This will enable you to make sure that your words flow smoothly in an understandable manner. How you write—down at the individual sentence level—can make a big difference too. Usually, people can only concentrate for about twenty minutes at a time.
Before you decide which types of visual aids to use, you need to figure out where you will be presenting, what technology will be available, and your audience. You know your topic and who you are so introduce yourself and your topic as you would introduce yourself when you meet a new person.
May be a distraction to the presentation. Add cross-references to important information. One of your most important concerns is just how much knowledge, experience, or training you can expect in your readers.
How do you use this information? It has to be shown in a room with dim lighting which makes note taking for listeners difficult. But there are some controls you can use to have a better chance to connect with your readers.
People identify items more quickly when using graphics in addition to text alone. Feedback can improve your speech and having an audience for practice can pin-point weaknesses in the presentation.
This technical writing audience and purpose powerpoint closely related to the previous "control" but deserves its own spot. This, then, includes using your visual aids when you practice. You fill in blanks with answers to questions about your audience and then e-mail it to yourself and, optionally, to your instructor.
Preparing for Your Speech[ edit ] When preparing to give your speech, it is important to rehearse just as you plan to present it. Make eye contact with your audience members, and make sure not to stare at your notes the whole time. The business of writing to your audience may have a lot to do with in-born talent, intuition, and even mystery.
Wide variability in an audience. Executives are likely to have as little technical knowledge about the subject as nonspecialists. Check to see whether certain key information is missing—for example, a critical series of steps from a set of instructions; important background that helps beginners understand the main discussion; definition of key terms.
Overhead projectors are becoming outdated and contain light bulbs which may burn out. Therefore, make sure you have a strong introduction to the entire document—one that makes clear the topic, purpose, audience, and contents of that document. Maybe a 6- to 8-line paragraph is the usual maximum.
Search your writing for listings of things—these can be made into vertical lists.
You can make these connections much clearer by adding transition words and by echoing key words more accurately. See the chapters on headings and lists for details. For example, there can be too much background information up front or too little such that certain readers get lost.
For nonspecialist readers, you can do things like making the lines shorter bringing in the marginsusing larger type sizes, and other such tactics.
The following are precautions to ensure that you are making a proper power point using PowerPoint etiquette. If some are likely to know little about Windows, should you provide that information? Omit information your readers do not need. Try to breathe easy and pace your speech.
Sometimes, you can have all the right information but arrange it in the wrong way.

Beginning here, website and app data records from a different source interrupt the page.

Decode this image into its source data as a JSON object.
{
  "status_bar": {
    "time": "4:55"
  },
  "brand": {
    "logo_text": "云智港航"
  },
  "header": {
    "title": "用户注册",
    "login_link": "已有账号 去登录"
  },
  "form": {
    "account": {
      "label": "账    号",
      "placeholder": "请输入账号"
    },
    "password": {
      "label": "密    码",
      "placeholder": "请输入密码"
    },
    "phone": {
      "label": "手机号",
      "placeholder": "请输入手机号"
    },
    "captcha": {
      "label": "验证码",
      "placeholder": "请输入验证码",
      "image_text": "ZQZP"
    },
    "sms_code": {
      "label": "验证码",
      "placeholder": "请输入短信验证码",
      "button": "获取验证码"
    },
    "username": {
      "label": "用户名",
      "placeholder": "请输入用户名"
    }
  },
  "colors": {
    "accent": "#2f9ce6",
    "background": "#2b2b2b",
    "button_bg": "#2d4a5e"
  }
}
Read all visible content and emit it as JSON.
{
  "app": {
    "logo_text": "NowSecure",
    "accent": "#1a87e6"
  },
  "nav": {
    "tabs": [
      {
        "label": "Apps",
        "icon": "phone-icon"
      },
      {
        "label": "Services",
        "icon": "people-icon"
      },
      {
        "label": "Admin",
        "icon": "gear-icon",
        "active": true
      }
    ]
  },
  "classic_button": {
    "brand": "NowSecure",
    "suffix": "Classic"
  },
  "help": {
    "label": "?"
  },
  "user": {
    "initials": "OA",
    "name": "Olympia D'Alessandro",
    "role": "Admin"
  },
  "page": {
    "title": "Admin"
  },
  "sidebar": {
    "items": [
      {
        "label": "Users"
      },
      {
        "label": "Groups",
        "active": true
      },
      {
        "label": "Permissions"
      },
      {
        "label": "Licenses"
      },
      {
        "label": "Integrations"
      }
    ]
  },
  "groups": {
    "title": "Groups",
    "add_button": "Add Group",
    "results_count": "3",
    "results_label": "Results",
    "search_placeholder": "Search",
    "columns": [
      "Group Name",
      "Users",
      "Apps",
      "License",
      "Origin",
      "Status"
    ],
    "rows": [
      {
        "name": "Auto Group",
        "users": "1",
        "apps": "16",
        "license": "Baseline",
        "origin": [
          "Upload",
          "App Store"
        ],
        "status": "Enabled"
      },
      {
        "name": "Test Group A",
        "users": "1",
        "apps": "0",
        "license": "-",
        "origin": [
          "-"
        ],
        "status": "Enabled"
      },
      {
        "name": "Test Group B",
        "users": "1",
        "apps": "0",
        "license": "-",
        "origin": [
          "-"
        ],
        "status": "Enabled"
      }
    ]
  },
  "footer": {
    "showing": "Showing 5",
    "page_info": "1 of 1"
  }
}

Chances are, these readers will represent your secondary audience. What good is it? Executives are likely to have as little technical knowledge about the subject as nonspecialists. The nonspecialist reader is least likely to understand what these people are saying—but also has the least reason to try.
Or, they may just be curious about a specific technical matter and want to learn about it—but for no specific, practical reason. The audience is able to refer to the information later on.Technical Writing Types of audiences One of the first things to do when you analyze an audience is to identify its type (or types—it’s rarely just one type).
Engineers tells stories of technical problems and their ensuing solutions. How did that shape the message for content, language, and purpose in writing? Choosing an Audience & Purpose Handout Microsoft PowerPoint - Technical Communication to killarney10mile.com PowerPoint Slideshow about 'CM Technical Writing for the Professions Unit 1: Audience, Purpose, Context' - sean-merritt An Image/Link below is provided (as is) to download presentation Download Policy: Content on the Website is provided to you AS IS for your information and personal use and may not be sold / licensed / shared on other.
Writing for the Audience Since the goal of technical writing is information transfer (sending a clear, noise-free message), what you say and how you say it depends on the audience. The nature of the audience determines the level of technical detail, the amount of “context/background” information you provide, and the organization of the document.
Disadvantages: Writing on a chalkboard/dry board can delay the presentation and may make you talk to the board instead of the audience. Does not present well for large groups and poor spelling and handwriting can become problematic. Technical writing introduces you to some of the most important aspects of writing in the – A free PowerPoint PPT presentation (displayed as a Flash slide show) on killarney10mile.com - id: 3b0fe2-NTVlZ is a collection of over impressively designed data-driven chart and editable diagram s guaranteed to impress any audience.